#### [INFORMATION]

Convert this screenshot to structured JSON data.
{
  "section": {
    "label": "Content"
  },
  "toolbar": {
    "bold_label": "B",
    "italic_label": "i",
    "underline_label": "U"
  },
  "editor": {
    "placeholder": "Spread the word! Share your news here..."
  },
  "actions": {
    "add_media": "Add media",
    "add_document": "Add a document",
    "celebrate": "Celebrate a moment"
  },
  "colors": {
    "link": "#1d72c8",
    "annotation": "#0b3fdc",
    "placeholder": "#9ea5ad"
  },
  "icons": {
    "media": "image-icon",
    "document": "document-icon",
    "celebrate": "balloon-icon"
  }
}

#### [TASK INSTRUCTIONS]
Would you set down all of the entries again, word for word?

#### [SOLUTION FOR THIS PROBLEM]
Convert this screenshot to structured JSON data.
{
  "section": {
    "label": "Content"
  },
  "toolbar": {
    "bold_label": "B",
    "italic_label": "i",
    "underline_label": "U"
  },
  "editor": {
    "placeholder": "Spread the word! Share your news here..."
  },
  "actions": {
    "add_media": "Add media",
    "add_document": "Add a document",
    "celebrate": "Celebrate a moment"
  },
  "colors": {
    "link": "#1d72c8",
    "annotation": "#0b3fdc",
    "placeholder": "#9ea5ad"
  },
  "icons": {
    "media": "image-icon",
    "document": "document-icon",
    "celebrate": "balloon-icon"
  }
}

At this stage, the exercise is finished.